▶ WORK ITEM:
Across the records that follow, how many lines contain the string "blocks"? Answer with the number only.

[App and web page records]
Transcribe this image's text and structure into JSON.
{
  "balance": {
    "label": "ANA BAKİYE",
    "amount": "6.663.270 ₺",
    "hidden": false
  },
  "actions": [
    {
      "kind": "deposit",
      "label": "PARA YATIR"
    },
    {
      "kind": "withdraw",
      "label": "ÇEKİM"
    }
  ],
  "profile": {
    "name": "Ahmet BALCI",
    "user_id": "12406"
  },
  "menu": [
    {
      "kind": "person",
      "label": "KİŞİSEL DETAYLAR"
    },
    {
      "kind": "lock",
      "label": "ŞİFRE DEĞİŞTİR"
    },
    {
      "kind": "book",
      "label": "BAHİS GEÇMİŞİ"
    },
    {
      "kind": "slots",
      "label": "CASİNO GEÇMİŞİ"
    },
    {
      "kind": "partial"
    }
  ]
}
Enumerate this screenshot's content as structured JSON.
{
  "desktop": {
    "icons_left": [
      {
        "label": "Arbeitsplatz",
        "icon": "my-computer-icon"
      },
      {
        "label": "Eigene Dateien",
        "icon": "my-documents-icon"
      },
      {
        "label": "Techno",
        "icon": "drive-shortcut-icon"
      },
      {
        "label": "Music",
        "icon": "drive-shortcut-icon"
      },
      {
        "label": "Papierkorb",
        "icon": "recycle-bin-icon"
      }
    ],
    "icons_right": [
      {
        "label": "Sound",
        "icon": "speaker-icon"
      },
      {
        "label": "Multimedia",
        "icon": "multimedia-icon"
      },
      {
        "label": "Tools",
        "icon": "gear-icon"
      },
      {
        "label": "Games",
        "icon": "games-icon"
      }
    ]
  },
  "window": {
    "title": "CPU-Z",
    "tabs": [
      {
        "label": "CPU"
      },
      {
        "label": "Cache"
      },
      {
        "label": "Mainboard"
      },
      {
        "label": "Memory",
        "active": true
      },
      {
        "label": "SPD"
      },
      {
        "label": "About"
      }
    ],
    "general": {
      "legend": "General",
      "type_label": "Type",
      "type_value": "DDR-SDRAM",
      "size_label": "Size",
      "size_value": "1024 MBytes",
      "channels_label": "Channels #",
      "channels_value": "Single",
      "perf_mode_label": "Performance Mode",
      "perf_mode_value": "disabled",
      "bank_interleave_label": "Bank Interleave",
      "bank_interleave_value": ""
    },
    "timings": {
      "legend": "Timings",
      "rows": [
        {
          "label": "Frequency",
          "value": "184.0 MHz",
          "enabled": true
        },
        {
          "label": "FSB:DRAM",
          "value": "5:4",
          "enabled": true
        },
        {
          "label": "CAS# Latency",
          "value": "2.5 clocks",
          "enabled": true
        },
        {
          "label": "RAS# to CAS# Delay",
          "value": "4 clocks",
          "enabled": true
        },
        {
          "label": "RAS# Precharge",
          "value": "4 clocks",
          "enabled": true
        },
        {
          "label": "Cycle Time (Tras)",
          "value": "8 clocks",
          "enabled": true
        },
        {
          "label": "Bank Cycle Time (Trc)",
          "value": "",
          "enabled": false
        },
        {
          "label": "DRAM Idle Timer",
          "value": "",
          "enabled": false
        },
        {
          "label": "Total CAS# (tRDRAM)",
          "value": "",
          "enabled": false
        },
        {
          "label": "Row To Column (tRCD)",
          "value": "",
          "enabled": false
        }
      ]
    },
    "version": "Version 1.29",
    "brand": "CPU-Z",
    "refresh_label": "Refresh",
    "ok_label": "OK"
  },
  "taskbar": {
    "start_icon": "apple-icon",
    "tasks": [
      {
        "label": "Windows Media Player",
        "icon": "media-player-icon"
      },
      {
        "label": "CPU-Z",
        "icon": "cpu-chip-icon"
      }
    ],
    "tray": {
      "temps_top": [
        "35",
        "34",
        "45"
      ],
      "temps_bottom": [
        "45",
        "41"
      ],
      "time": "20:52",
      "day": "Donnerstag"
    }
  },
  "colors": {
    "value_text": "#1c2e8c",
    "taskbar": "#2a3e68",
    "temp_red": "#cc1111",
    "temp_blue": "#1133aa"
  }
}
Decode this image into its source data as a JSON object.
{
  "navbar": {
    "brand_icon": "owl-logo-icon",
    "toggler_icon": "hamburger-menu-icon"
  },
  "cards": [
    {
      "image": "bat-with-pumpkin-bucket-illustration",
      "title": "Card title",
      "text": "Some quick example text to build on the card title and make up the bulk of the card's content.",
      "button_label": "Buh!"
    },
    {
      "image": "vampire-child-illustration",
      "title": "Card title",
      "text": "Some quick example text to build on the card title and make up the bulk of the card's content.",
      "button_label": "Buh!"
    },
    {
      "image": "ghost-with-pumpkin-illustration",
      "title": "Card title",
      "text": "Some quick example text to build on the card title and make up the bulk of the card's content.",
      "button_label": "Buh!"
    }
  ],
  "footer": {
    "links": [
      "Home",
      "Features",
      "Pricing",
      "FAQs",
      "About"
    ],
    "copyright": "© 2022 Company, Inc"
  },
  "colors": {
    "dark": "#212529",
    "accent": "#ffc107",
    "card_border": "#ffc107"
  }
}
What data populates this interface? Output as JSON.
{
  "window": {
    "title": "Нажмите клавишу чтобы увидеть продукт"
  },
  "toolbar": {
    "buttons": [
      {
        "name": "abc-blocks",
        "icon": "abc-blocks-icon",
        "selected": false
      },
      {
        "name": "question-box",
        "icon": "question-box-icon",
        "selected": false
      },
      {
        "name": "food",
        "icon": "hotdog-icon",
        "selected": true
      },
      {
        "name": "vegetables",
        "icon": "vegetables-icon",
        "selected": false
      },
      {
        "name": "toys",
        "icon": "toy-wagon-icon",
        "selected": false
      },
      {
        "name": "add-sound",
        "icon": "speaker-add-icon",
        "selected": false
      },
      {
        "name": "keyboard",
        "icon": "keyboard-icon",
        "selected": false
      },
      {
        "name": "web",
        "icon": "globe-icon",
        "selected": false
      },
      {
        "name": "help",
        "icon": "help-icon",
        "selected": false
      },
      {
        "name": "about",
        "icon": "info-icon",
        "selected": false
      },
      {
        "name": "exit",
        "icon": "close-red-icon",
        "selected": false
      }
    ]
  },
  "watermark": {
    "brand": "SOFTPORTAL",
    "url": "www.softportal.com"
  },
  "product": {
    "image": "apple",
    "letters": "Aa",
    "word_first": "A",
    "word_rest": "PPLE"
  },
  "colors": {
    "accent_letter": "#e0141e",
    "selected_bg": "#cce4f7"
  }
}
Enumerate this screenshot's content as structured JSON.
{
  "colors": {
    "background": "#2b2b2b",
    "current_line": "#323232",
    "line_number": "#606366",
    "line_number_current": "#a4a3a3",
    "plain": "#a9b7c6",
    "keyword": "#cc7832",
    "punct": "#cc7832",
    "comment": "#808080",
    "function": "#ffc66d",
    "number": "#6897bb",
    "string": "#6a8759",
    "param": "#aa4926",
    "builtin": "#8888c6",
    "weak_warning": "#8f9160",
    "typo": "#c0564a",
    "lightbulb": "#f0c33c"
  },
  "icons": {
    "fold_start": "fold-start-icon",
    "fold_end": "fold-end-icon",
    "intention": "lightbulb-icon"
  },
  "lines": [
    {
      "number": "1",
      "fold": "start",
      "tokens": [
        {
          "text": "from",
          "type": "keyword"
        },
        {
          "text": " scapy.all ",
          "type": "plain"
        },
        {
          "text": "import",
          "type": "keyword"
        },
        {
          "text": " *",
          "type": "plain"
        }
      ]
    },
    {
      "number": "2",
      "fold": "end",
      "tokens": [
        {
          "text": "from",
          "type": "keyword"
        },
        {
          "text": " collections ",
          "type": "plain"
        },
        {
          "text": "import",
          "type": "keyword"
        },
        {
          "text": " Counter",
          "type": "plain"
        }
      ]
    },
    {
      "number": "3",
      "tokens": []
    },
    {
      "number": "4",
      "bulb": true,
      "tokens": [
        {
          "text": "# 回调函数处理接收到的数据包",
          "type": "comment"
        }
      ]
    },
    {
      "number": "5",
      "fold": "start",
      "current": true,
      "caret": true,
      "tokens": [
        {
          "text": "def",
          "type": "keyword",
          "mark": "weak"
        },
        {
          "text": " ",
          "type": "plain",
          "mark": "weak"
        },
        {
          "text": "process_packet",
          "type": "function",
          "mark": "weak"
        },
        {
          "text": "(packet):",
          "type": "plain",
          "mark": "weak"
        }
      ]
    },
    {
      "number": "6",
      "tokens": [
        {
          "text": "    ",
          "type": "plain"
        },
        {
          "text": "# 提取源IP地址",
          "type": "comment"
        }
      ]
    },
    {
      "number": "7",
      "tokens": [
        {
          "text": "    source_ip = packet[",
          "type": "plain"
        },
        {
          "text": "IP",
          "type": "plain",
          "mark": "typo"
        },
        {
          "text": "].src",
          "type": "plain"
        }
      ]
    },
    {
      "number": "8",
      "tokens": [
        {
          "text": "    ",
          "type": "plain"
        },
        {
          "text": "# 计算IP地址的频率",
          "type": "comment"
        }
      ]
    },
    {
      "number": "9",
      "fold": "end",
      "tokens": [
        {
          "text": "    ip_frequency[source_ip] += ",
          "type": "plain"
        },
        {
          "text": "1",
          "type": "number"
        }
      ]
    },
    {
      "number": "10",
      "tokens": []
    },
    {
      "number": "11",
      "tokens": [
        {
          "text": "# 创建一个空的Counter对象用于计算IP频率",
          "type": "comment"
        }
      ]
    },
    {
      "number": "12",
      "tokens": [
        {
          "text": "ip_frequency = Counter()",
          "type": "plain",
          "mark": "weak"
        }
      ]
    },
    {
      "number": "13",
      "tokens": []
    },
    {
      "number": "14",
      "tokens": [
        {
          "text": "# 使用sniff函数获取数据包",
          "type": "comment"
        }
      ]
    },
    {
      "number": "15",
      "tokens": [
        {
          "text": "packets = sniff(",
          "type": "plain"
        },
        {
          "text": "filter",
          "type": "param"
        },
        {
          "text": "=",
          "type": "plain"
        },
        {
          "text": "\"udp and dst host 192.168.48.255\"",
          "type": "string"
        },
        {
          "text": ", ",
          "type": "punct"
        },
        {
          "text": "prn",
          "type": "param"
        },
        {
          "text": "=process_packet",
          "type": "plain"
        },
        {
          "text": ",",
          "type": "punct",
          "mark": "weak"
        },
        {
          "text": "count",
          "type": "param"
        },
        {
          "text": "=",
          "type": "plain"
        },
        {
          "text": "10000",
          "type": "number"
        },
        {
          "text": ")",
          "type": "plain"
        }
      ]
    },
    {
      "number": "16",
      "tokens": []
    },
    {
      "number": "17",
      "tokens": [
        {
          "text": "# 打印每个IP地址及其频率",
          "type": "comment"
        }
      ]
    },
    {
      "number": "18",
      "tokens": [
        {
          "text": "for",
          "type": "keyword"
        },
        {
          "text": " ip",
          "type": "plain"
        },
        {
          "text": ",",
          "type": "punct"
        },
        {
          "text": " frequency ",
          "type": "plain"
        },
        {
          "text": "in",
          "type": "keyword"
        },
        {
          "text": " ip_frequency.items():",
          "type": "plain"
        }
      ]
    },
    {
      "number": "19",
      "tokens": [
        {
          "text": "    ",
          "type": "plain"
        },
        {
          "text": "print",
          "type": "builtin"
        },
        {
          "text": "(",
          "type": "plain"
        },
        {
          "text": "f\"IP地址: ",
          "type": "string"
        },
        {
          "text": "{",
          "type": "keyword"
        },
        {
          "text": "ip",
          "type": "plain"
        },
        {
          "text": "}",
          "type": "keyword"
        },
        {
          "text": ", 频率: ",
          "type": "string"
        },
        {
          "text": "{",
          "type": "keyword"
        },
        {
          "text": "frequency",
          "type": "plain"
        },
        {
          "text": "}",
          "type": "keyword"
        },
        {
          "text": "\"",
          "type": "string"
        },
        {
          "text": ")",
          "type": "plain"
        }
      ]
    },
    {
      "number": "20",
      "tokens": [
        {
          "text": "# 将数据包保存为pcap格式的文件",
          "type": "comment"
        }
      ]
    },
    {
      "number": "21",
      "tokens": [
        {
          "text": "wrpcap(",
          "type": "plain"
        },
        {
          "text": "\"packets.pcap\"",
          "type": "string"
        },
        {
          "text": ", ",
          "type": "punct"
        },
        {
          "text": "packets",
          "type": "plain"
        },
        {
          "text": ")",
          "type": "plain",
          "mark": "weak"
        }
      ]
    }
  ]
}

▶ ANSWER TO THIS EXERCISE:
2